---------- DATASET EXTRACT ----------

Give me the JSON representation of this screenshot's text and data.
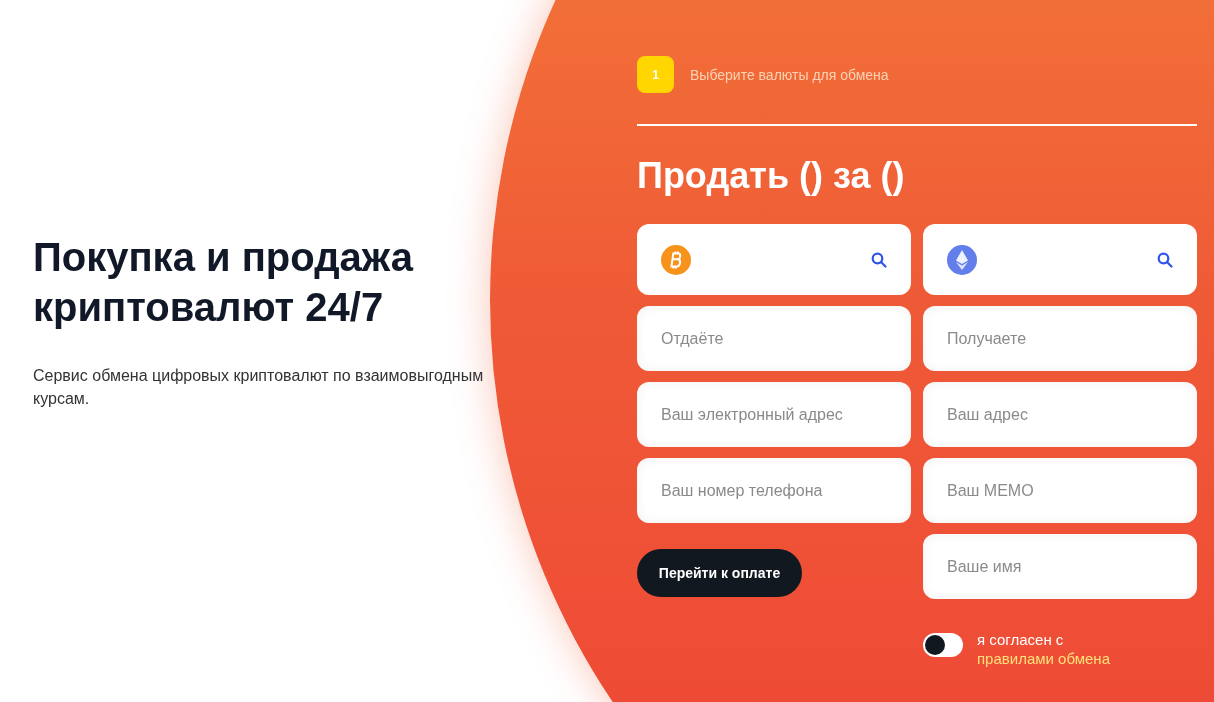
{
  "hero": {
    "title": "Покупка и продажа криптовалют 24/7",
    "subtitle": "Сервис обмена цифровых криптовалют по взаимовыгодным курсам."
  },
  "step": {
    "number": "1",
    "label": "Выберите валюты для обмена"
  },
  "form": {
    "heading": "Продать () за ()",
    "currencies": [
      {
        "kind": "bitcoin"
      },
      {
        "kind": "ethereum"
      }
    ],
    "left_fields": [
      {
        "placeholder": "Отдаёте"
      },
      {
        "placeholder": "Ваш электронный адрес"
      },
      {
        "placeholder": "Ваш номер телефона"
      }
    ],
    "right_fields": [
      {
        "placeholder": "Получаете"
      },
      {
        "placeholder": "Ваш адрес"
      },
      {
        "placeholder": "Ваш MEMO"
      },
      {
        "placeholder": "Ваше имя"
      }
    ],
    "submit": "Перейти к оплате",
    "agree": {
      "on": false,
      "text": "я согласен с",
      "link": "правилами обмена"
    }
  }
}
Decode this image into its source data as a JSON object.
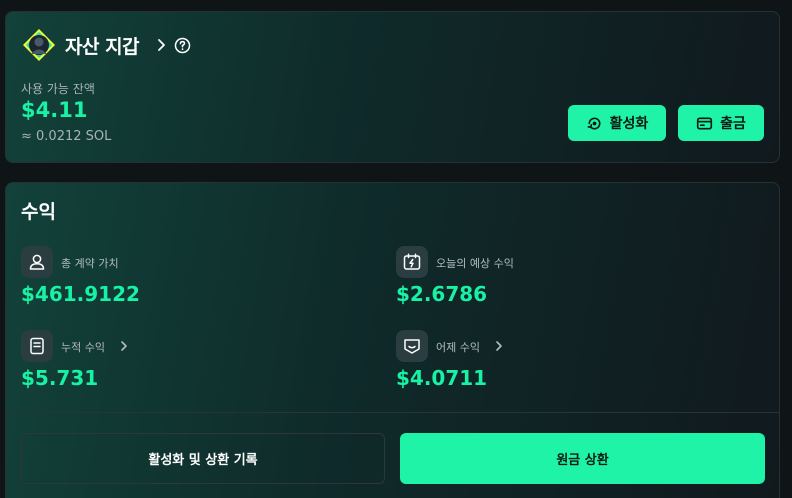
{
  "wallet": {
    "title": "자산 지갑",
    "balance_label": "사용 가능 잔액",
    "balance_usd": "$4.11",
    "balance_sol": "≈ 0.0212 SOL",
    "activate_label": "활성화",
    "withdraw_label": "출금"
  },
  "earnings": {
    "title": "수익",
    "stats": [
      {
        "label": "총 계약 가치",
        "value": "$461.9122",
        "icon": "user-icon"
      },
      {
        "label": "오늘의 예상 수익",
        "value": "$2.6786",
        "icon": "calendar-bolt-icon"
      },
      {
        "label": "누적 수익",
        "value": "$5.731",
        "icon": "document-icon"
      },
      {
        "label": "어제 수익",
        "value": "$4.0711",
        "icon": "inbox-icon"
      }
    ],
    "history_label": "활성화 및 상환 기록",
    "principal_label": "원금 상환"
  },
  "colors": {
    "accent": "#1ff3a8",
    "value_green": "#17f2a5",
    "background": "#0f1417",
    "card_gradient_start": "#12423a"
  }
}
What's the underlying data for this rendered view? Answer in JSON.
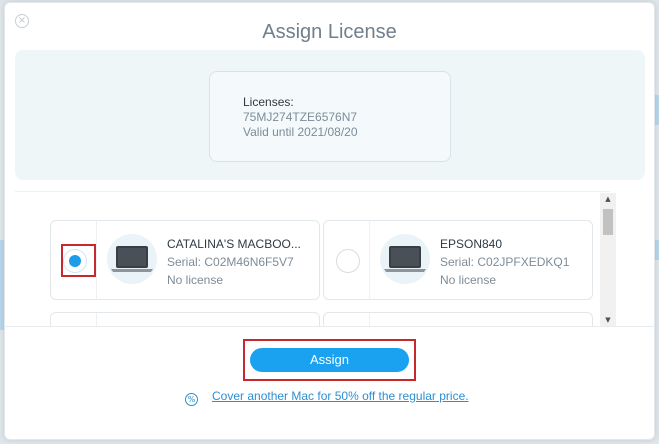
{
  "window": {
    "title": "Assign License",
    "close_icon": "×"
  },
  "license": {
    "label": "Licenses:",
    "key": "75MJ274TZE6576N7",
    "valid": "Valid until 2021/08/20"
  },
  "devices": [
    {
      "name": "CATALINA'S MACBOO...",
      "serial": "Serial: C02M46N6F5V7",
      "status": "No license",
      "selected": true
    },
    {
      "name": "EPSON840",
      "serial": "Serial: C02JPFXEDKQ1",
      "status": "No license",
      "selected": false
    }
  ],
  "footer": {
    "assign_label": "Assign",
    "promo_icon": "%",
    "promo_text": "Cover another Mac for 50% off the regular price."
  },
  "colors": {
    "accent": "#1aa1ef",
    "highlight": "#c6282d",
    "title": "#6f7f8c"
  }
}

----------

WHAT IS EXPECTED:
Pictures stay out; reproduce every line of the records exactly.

RESULT OF THE TASK:
Give me the JSON representation of this screenshot's text and data.
{
  "hero": {
    "title": "Покупка и продажа криптовалют 24/7",
    "subtitle": "Сервис обмена цифровых криптовалют по взаимовыгодным курсам."
  },
  "step": {
    "number": "1",
    "label": "Выберите валюты для обмена"
  },
  "form": {
    "heading": "Продать () за ()",
    "currencies": [
      {
        "kind": "bitcoin"
      },
      {
        "kind": "ethereum"
      }
    ],
    "left_fields": [
      {
        "placeholder": "Отдаёте"
      },
      {
        "placeholder": "Ваш электронный адрес"
      },
      {
        "placeholder": "Ваш номер телефона"
      }
    ],
    "right_fields": [
      {
        "placeholder": "Получаете"
      },
      {
        "placeholder": "Ваш адрес"
      },
      {
        "placeholder": "Ваш MEMO"
      },
      {
        "placeholder": "Ваше имя"
      }
    ],
    "submit": "Перейти к оплате",
    "agree": {
      "on": false,
      "text": "я согласен с",
      "link": "правилами обмена"
    }
  }
}
Decode this image into its source data as a JSON object.
{
  "wallet": {
    "title": "자산 지갑",
    "balance_label": "사용 가능 잔액",
    "balance_usd": "$4.11",
    "balance_sol": "≈ 0.0212 SOL",
    "activate_label": "활성화",
    "withdraw_label": "출금"
  },
  "earnings": {
    "title": "수익",
    "stats": [
      {
        "label": "총 계약 가치",
        "value": "$461.9122",
        "icon": "user-icon"
      },
      {
        "label": "오늘의 예상 수익",
        "value": "$2.6786",
        "icon": "calendar-bolt-icon"
      },
      {
        "label": "누적 수익",
        "value": "$5.731",
        "icon": "document-icon"
      },
      {
        "label": "어제 수익",
        "value": "$4.0711",
        "icon": "inbox-icon"
      }
    ],
    "history_label": "활성화 및 상환 기록",
    "principal_label": "원금 상환"
  },
  "colors": {
    "accent": "#1ff3a8",
    "value_green": "#17f2a5",
    "background": "#0f1417",
    "card_gradient_start": "#12423a"
  }
}
What's the underlying data for this rendered view? Answer in JSON.
{
  "window": {
    "title": "Assign License",
    "close_icon": "×"
  },
  "license": {
    "label": "Licenses:",
    "key": "75MJ274TZE6576N7",
    "valid": "Valid until 2021/08/20"
  },
  "devices": [
    {
      "name": "CATALINA'S MACBOO...",
      "serial": "Serial: C02M46N6F5V7",
      "status": "No license",
      "selected": true
    },
    {
      "name": "EPSON840",
      "serial": "Serial: C02JPFXEDKQ1",
      "status": "No license",
      "selected": false
    }
  ],
  "footer": {
    "assign_label": "Assign",
    "promo_icon": "%",
    "promo_text": "Cover another Mac for 50% off the regular price."
  },
  "colors": {
    "accent": "#1aa1ef",
    "highlight": "#c6282d",
    "title": "#6f7f8c"
  }
}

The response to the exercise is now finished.